Midway through her set Sunday at a sold-out Riviera Theatre, Fiona Apple
paused to tell the worshipful crowd that she'd been in a miserable mood the
previous evening, kicking things in her hotel room and generally cursing the
rest of humanity.
"Thank you for letting me take it out on you," the brooding chanteuse
There is something sadomasochistic about Apple's relationship with her
adoring fans: She dumps seemingly bottomless wells of bile, vitriol and
misery on them, and they love her for it. Right after that crack, somebody
tossed a big, plushy teddy bear onstage. It perched atop her grand piano
through yet another in the series of "somebody done somebody (namely, me)
wrong songs," which are really the only kind she plays.
God help poor troubled Fiona if she ever finds true love, because she'll
be rendered as mute as that stuffed animal, with nothing left to write
Yes, a lot of great pop music has been made about love gone wrong.
There's nothing inherently bad about the topic -- in the right hands it
never gets old -- and Apple certainly didn't lack conviction as she railed
at her string of errant lovers, either sitting behind her piano (which was
under-amplified all night) or standing at the mike in a brown robe that
evoked a Buddhist monk, or maybe a distaff Anakin Skywalker.
Yes, that's it: Fiona Apple, Jedi Shrew!
The problems stemmed from the fact that Apple's intense and deep-throated
vocal rants about the evil people in the world (namely, her boyfriends) were
often mismatched with the oddly upbeat, slight and insubstantial music
behind her, especially during the songs from her much-hyped third album
Apple is shooting for an eclectic, postmodern mix of Kurt Weill via Tom
Waits and the Vince Guaraldi Trio on the soundtracks of those old "Charlie
Brown" shorts. But too often she winds up with ersatz Carl Stalling, the man
who scored Warner Bros.' Looney Tunes cartoons, and the results are just
Of course, this is a woman whose favorite lyrical phrase is "crazy,"
trailing after only "me" and "I."
The performance also suffered from the fact that Apple was frequently
overpowered by her five-piece band, which included Mike Elizondo, the
producer who replaced Hollywood film scorer Jon Brion after the first and
more over-the-top version of "Extraordinary Machine" was shelved, on bass.
Keyboardists Jebin Bruni and Dave Palmer did their best to imitate the
album's gonzo orchestrations, which got old fast; the most effective tunes
were the most stripped down, including "O Sailor" and "Shadowboxer." The
prime offender during other songs such as "Limp," "Tymps (The Sick in the
Head Song)" and "On the Bound" was drummer Charley Drayton, who tried to
bring an element of Elizondo's hip-hop rhythms into the show -- the producer

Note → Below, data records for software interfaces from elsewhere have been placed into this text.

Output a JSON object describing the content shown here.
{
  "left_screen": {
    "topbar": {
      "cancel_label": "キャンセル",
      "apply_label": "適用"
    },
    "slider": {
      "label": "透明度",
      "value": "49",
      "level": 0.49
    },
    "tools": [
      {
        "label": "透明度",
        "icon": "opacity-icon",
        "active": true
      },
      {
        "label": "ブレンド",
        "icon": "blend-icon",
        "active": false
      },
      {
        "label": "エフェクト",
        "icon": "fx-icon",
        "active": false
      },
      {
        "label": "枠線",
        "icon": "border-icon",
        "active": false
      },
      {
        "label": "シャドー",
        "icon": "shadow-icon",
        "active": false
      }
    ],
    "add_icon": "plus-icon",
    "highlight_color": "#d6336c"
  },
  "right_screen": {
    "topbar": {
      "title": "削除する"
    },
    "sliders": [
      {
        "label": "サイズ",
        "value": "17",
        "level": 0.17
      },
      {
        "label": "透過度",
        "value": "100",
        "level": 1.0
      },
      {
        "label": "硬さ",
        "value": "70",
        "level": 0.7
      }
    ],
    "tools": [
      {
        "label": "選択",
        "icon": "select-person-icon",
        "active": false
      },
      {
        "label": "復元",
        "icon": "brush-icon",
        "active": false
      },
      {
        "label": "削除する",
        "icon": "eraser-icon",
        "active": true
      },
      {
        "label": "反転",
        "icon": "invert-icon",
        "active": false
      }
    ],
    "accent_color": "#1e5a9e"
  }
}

is best known as a colleague of Dr. Dre -- but wound up playing with the
ham-fisted clumsiness of a heavy metal band on amateur night.
As a songwriter and vocalist, Apple is more than idiosyncratic enough to
hold our attention sitting solo at the piano, or perhaps with the subtle
accompaniment of a standup bass. In her next incarnation, she should leave
the cartoonish band at home. Then again, maybe she needs all those men
around to keep her primed with the proper amount of hatred and loathing.
Opening the show was the insufferable singer-songwriter David Garza. Like
Apple, his favorite subject is himself, but since he apparently has no
problems with the opposite sex, he mainly sings about the everyday life of
an insufferable singer-songwriter (though he'd surely phrase that
Although his set would have gotten him booed off the stage during
open-mike night at the cheesiest coffeehouse in Madison, Wis., Fiona's fans
ate it up. Kind and forgiving sorts they are, and oh, so willing to indulge
any tantrum, diatribe or opening bozo that Apple cares to inflict on them.